When you include the American Institute for Cancer Research in your estate plans, you make a major difference in the fight against cancer.

Corporate Champions who partner with the American Institute for Cancer Research stand at the forefront of the fight against cancer

The Continuous Update Project (CUP) is an ongoing program that analyzes global research on how diet, nutrition and physical activity affect cancer risk and survival.

A major milestone in cancer research, the Third Expert Report analyzes and synthesizes the evidence gathered in CUP reports and serves as a vital resource for anyone interested in preventing cancer.

Whether you are a healthcare provider, a researcher, or just someone who wants to learn more about cancer prevention, we’re here to help.

AICR has pushed research to new heights, and has helped thousands of communities better understand the intersection of lifestyle, nutrition, and cancer.

Read real-life accounts of how AICR is changing lives through cancer prevention and survivorship.

We bring a detailed policy framework to our advocacy efforts, and provide lawmakers with the scientific evidence they need to achieve our objectives.

AICR champions research that increases understanding of the relationship between nutrition, lifestyle, and cancer.

AICR’s resources can help you navigate questions about nutrition and lifestyle, and empower you to advocate for your health.

AICR is committed to putting what we know about cancer prevention into action. To help you live healthier, we’ve taken the latest research and made 10 Cancer Prevention Recommendations.

June 5, 2012 | 1 minute read

Try Red Lentils

You can do more with lentils than make soup, and this week’s Health-e-Recipe for Red Lentil Dal is a delicious example of how.

Lentils pack plenty of cancer-fighting fiber: 20 grams per 1 cup (which equals 2/3 of the daily recommended amount). They also provide a hefty 18 grams of protein per cup, plus 37% of daily iron and lots of cancer-fighting folic acid.

In western countries, we usually make lentils into soup. In Indian cuisine, lentils are also made into flour and “dal,” a popular side dish.

Our tasty Red Lentil Dal goes beautifully with brown rice plus mixed sautéed or steamed vegetables as a light summer meal. It also makes a nifty party dip, served with toasted whole-grain pita bread wedges.

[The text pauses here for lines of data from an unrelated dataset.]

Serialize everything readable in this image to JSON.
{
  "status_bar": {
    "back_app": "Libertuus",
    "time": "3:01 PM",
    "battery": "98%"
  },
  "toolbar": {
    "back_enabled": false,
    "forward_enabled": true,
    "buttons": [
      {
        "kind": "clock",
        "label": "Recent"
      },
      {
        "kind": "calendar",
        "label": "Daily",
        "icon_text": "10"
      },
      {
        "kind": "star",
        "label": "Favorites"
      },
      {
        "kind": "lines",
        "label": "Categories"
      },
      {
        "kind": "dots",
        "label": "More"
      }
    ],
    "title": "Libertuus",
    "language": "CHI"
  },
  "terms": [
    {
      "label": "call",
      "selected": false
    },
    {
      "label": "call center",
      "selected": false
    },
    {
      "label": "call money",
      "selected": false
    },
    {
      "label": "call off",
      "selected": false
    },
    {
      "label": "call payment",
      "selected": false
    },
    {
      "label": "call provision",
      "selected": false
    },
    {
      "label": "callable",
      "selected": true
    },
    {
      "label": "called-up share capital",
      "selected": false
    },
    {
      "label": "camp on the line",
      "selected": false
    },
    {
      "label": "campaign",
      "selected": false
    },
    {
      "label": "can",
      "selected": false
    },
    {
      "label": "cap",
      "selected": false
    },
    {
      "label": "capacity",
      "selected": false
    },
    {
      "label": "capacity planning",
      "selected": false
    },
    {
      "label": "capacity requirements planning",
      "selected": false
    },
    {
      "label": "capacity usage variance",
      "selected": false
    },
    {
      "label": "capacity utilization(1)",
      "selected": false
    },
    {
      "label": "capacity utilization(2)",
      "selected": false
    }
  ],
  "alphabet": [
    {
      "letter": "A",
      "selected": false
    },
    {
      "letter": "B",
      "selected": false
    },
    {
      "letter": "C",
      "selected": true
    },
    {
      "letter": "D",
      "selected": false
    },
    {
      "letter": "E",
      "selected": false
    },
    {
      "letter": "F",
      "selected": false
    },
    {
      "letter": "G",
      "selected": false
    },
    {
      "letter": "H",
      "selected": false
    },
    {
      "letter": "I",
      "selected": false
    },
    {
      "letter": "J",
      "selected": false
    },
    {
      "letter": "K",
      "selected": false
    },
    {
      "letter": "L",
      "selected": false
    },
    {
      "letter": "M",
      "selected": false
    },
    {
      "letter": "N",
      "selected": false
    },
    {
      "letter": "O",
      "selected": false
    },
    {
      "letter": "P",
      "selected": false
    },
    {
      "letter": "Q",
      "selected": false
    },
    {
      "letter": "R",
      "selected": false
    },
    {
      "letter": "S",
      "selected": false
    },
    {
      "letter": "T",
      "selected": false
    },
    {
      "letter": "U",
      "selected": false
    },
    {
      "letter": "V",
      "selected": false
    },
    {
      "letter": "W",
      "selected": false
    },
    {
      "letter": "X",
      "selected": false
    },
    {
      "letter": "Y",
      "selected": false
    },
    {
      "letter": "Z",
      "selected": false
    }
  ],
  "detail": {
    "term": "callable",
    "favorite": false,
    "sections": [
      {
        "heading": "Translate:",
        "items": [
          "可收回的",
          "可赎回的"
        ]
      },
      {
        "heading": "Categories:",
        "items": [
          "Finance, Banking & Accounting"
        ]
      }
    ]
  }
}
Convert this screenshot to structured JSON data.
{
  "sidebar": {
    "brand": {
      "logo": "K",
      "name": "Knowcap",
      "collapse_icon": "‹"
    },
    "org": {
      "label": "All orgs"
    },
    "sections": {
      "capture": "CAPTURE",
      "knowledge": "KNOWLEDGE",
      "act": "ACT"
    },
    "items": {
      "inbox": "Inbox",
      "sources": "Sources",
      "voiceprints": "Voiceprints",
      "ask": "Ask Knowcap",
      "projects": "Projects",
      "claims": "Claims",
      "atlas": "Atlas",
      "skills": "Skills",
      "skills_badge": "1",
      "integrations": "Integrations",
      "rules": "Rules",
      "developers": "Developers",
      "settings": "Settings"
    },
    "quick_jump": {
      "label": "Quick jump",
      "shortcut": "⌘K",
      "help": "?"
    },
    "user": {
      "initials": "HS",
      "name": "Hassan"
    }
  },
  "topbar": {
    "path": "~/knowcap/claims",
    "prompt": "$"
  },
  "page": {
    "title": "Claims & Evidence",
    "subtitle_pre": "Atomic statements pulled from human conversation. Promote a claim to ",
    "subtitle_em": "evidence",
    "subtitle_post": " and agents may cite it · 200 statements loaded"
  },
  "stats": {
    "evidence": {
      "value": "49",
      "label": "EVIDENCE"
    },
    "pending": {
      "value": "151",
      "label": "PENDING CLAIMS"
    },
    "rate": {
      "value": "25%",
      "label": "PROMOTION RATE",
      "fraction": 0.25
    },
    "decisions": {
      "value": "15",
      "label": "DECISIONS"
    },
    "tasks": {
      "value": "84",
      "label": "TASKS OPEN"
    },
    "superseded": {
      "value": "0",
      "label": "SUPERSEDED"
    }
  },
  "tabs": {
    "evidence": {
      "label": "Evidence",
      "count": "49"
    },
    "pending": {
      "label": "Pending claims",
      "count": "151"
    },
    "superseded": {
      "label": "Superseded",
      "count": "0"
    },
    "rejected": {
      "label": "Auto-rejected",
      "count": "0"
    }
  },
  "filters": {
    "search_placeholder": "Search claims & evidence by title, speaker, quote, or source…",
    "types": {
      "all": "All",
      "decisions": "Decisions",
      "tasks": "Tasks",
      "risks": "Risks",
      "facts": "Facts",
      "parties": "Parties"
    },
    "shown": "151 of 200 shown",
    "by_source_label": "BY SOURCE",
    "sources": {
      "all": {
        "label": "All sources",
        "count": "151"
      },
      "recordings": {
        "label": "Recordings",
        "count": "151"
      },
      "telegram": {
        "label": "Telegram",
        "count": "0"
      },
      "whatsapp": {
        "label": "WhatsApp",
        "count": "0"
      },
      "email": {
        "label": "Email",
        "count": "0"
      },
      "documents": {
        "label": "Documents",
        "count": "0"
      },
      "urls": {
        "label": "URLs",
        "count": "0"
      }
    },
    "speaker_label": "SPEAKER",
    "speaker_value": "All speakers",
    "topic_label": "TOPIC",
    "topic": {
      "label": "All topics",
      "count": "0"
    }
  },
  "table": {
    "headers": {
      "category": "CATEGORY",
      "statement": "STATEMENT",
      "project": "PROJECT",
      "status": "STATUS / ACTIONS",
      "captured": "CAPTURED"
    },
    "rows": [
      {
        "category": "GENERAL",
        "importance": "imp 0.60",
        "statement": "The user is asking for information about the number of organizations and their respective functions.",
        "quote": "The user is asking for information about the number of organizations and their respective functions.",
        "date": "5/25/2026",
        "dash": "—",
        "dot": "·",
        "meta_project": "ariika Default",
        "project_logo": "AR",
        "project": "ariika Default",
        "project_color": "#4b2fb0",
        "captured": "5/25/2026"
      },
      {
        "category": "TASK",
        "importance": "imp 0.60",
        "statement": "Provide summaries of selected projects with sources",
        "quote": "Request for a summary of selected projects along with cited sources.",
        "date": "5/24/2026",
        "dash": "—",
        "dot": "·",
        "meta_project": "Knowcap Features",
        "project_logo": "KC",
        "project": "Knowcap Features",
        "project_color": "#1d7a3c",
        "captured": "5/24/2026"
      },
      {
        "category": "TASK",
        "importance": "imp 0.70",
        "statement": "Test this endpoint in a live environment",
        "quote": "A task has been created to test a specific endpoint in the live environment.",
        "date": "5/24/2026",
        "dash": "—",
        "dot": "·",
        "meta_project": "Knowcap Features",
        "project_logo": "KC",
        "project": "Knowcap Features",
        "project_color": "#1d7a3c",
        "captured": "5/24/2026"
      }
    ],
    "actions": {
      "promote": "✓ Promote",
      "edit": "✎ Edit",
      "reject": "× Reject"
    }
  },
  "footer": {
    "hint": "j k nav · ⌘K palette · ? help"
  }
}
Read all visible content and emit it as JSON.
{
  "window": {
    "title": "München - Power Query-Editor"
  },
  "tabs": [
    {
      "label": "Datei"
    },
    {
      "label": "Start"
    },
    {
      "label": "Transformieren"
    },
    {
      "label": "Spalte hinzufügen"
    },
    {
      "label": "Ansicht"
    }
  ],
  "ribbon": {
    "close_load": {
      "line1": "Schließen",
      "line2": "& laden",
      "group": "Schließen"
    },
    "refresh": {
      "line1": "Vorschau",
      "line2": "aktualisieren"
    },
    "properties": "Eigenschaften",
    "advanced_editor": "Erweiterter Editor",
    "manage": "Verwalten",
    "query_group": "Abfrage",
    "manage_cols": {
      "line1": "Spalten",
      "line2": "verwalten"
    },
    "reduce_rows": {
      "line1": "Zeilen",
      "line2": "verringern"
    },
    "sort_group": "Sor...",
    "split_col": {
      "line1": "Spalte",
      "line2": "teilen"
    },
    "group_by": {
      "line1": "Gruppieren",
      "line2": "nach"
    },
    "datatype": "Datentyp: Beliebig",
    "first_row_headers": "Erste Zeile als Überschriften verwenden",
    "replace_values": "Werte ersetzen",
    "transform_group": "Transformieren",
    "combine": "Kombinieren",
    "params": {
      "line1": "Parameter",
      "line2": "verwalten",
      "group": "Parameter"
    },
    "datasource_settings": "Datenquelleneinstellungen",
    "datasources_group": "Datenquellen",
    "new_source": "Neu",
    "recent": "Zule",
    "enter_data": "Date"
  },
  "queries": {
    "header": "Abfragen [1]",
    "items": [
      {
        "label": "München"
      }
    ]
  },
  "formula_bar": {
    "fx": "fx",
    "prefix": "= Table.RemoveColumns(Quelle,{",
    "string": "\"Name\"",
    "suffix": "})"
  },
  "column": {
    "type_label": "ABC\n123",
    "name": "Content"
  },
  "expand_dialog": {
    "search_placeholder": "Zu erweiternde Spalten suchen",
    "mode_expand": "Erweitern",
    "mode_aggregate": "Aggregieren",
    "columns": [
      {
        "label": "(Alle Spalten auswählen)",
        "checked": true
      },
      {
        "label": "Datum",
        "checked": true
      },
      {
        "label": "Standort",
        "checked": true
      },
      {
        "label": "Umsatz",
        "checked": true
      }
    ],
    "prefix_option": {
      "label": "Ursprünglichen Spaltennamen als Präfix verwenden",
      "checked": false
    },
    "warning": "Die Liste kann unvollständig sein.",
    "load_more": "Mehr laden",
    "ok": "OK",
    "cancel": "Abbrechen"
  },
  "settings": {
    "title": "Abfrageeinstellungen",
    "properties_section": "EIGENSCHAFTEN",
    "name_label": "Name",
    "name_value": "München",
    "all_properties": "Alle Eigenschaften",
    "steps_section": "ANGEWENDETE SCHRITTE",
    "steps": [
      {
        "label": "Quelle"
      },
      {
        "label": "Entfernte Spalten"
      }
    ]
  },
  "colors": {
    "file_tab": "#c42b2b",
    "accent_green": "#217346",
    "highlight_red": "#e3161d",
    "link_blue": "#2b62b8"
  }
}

For more delicious cancer-fighting recipes, visit the AICR Test Kitchen. Click here to subscribe to our weekly Health-e-Recipes.

Leave a Reply

Your email address will not be published. Required fields are marked *

More From the Blog

Close